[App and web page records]
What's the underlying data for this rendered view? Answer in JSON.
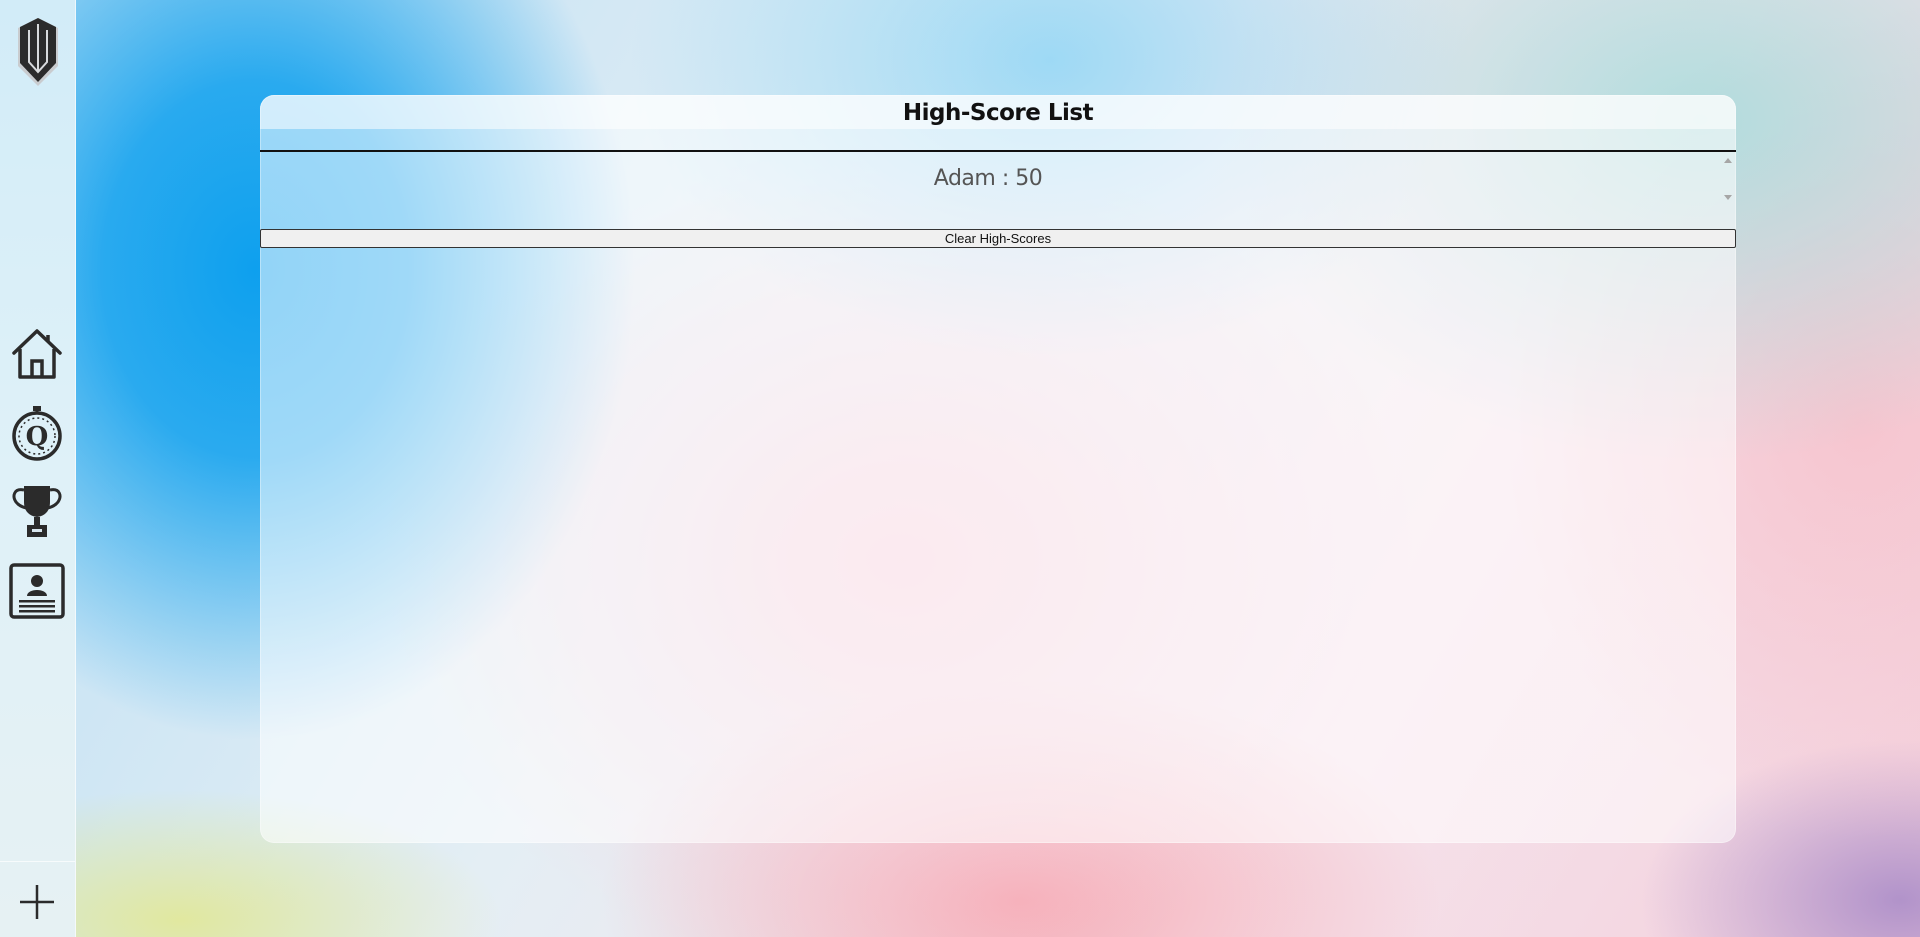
{
  "sidebar": {
    "logo": "shield-logo",
    "nav": [
      {
        "name": "home",
        "icon": "home-icon"
      },
      {
        "name": "quiz",
        "icon": "quiz-timer-icon"
      },
      {
        "name": "high-scores",
        "icon": "trophy-icon"
      },
      {
        "name": "profile",
        "icon": "contact-card-icon"
      }
    ],
    "add_icon": "plus-icon"
  },
  "panel": {
    "title": "High-Score List",
    "scores": [
      "Adam : 50"
    ],
    "clear_label": "Clear High-Scores"
  },
  "colors": {
    "icon": "#2b2b2b",
    "panel_bg": "rgba(255,255,255,0.55)",
    "accent_blue": "#0ea0ee"
  }
}
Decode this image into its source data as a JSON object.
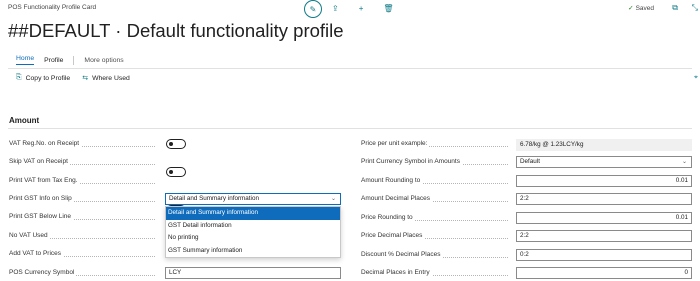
{
  "window": {
    "title": "POS Functionality Profile Card",
    "saved_label": "Saved"
  },
  "page": {
    "title": "##DEFAULT · Default functionality profile"
  },
  "tabs": [
    {
      "label": "Home"
    },
    {
      "label": "Profile"
    },
    {
      "label": "More options"
    }
  ],
  "actions": {
    "copy_to_profile": "Copy to Profile",
    "where_used": "Where Used"
  },
  "section": {
    "title": "Amount"
  },
  "left_fields": {
    "vat_reg_no": "VAT Reg.No. on Receipt",
    "skip_vat": "Skip VAT on Receipt",
    "print_vat_tax": "Print VAT from Tax Eng.",
    "print_gst_info": "Print GST Info on Slip",
    "print_gst_below": "Print GST Below Line",
    "no_vat_used": "No VAT Used",
    "add_vat_prices": "Add VAT to Prices",
    "pos_currency_symbol": "POS Currency Symbol"
  },
  "left_values": {
    "print_gst_info": "Detail and Summary information",
    "pos_currency_symbol": "LCY"
  },
  "dropdown_options": [
    "Detail and Summary information",
    "GST Detail information",
    "No printing",
    "GST Summary information"
  ],
  "right_fields": {
    "price_per_unit_example": "Price per unit example:",
    "print_currency_symbol": "Print Currency Symbol in Amounts",
    "amount_rounding": "Amount Rounding to",
    "amount_decimal_places": "Amount Decimal Places",
    "price_rounding": "Price Rounding to",
    "price_decimal_places": "Price Decimal Places",
    "discount_decimal_places": "Discount % Decimal Places",
    "decimal_places_entry": "Decimal Places in Entry"
  },
  "right_values": {
    "price_per_unit_example": "6.78/kg @ 1.23LCY/kg",
    "print_currency_symbol": "Default",
    "amount_rounding": "0.01",
    "amount_decimal_places": "2:2",
    "price_rounding": "0.01",
    "price_decimal_places": "2:2",
    "discount_decimal_places": "0:2",
    "decimal_places_entry": "0"
  },
  "toggles": {
    "vat_reg_no": false,
    "skip_vat": false,
    "print_vat_tax": false
  },
  "icons": {
    "edit": "pencil-icon",
    "share": "share-icon",
    "new": "plus-icon",
    "delete": "trash-icon",
    "saved": "checkmark-icon",
    "open_new": "open-in-new-window-icon",
    "collapse": "collapse-icon",
    "copy": "copy-icon",
    "where_used": "where-used-icon",
    "pin": "pin-icon"
  },
  "colors": {
    "accent": "#0f6cbd",
    "teal": "#0f7b87"
  }
}
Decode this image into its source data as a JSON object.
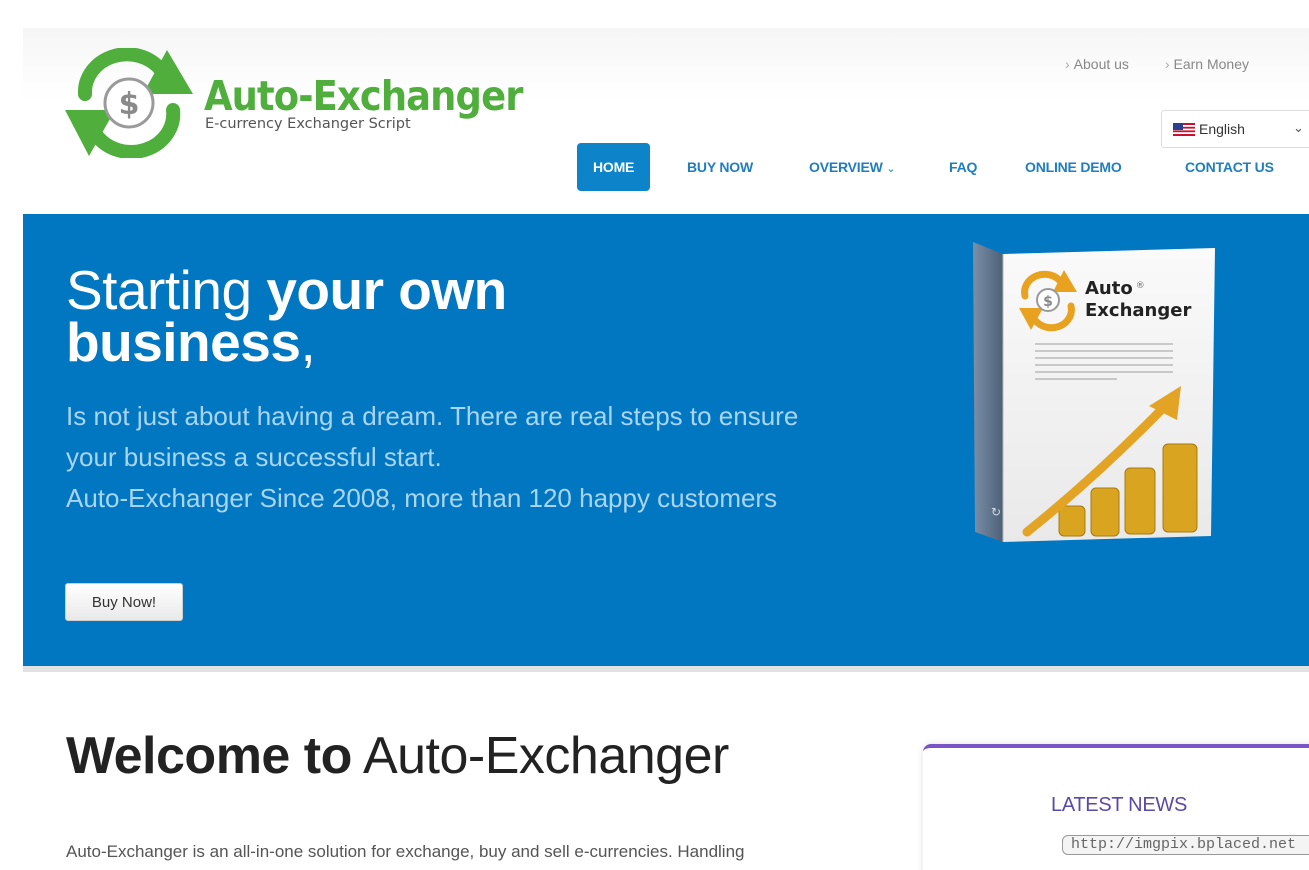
{
  "header": {
    "logo": {
      "title": "Auto-Exchanger",
      "subtitle": "E-currency Exchanger Script"
    },
    "top_links": [
      {
        "label": "About us"
      },
      {
        "label": "Earn Money"
      }
    ],
    "language": {
      "selected": "English"
    },
    "nav": [
      {
        "label": "HOME",
        "active": true
      },
      {
        "label": "BUY NOW"
      },
      {
        "label": "OVERVIEW"
      },
      {
        "label": "FAQ"
      },
      {
        "label": "ONLINE DEMO"
      },
      {
        "label": "CONTACT US"
      }
    ]
  },
  "hero": {
    "title_light": "Starting ",
    "title_bold_1": "your own",
    "title_bold_2": "business",
    "title_comma": ",",
    "line_1": "Is not just about having a dream. There are real steps to ensure your business a successful start.",
    "line_2": "Auto-Exchanger  Since 2008, more than 120 happy customers",
    "button": "Buy Now!",
    "product_box": {
      "line_1": "Auto",
      "line_2": "Exchanger",
      "mark": "®"
    }
  },
  "content": {
    "welcome_bold": "Welcome to",
    "welcome_rest": " Auto-Exchanger",
    "intro": "Auto-Exchanger is an all-in-one solution for exchange, buy and sell e-currencies. Handling"
  },
  "news": {
    "title": "LATEST NEWS",
    "link": "http://imgpix.bplaced.net"
  },
  "colors": {
    "brand_green": "#4fae3c",
    "nav_blue": "#1f7ec0",
    "nav_active": "#0d83c9",
    "hero_blue": "#0077c0",
    "news_purple": "#7a54c6"
  }
}
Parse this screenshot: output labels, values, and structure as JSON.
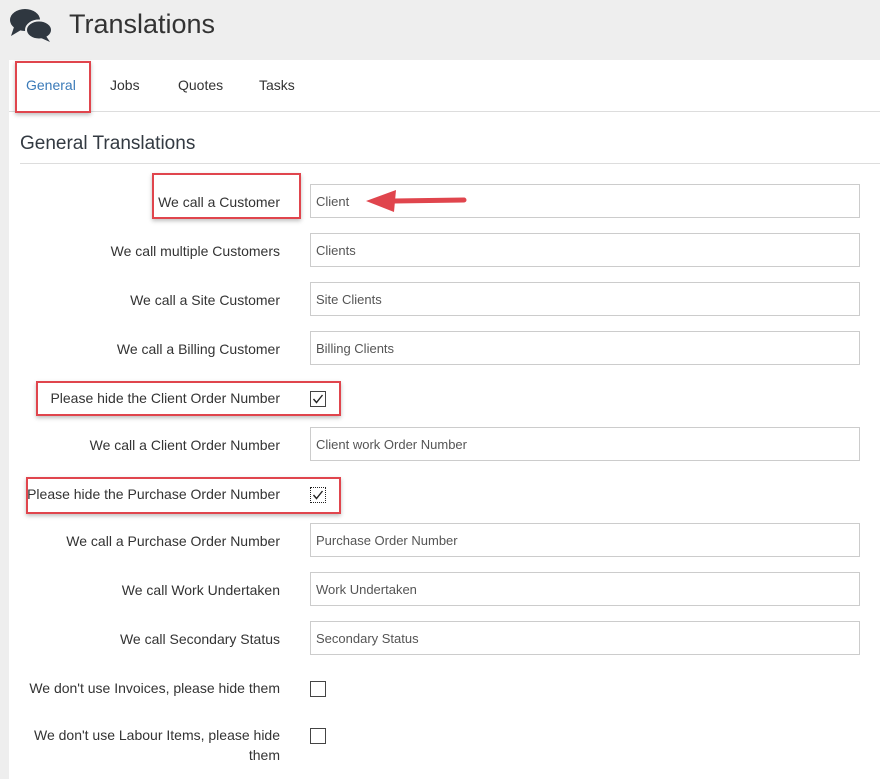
{
  "header": {
    "title": "Translations",
    "icon": "chat-bubbles-icon"
  },
  "tabs": [
    {
      "label": "General",
      "active": true
    },
    {
      "label": "Jobs",
      "active": false
    },
    {
      "label": "Quotes",
      "active": false
    },
    {
      "label": "Tasks",
      "active": false
    }
  ],
  "section": {
    "title": "General Translations"
  },
  "rows": [
    {
      "label": "We call a Customer",
      "type": "text",
      "value": "Client"
    },
    {
      "label": "We call multiple Customers",
      "type": "text",
      "value": "Clients"
    },
    {
      "label": "We call a Site Customer",
      "type": "text",
      "value": "Site Clients"
    },
    {
      "label": "We call a Billing Customer",
      "type": "text",
      "value": "Billing Clients"
    },
    {
      "label": "Please hide the Client Order Number",
      "type": "checkbox",
      "checked": true
    },
    {
      "label": "We call a Client Order Number",
      "type": "text",
      "value": "Client work Order Number"
    },
    {
      "label": "Please hide the Purchase Order Number",
      "type": "checkbox",
      "checked": true
    },
    {
      "label": "We call a Purchase Order Number",
      "type": "text",
      "value": "Purchase Order Number"
    },
    {
      "label": "We call Work Undertaken",
      "type": "text",
      "value": "Work Undertaken"
    },
    {
      "label": "We call Secondary Status",
      "type": "text",
      "value": "Secondary Status"
    },
    {
      "label": "We don't use Invoices, please hide them",
      "type": "checkbox",
      "checked": false
    },
    {
      "label": "We don't use Labour Items, please hide them",
      "type": "checkbox",
      "checked": false
    }
  ],
  "colors": {
    "accent": "#3a7ab8",
    "highlight": "#e0454d",
    "header_bg": "#eeeeee"
  }
}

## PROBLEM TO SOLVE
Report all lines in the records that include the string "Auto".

## ANSWER FOR THIS EXERCISE
      "title": "Auto-Exchanger",
    "line_2": "Auto-Exchanger  Since 2008, more than 120 happy customers",
      "line_1": "Auto",
    "welcome_rest": " Auto-Exchanger",
    "intro": "Auto-Exchanger is an all-in-one solution for exchange, buy and sell e-currencies. Handling"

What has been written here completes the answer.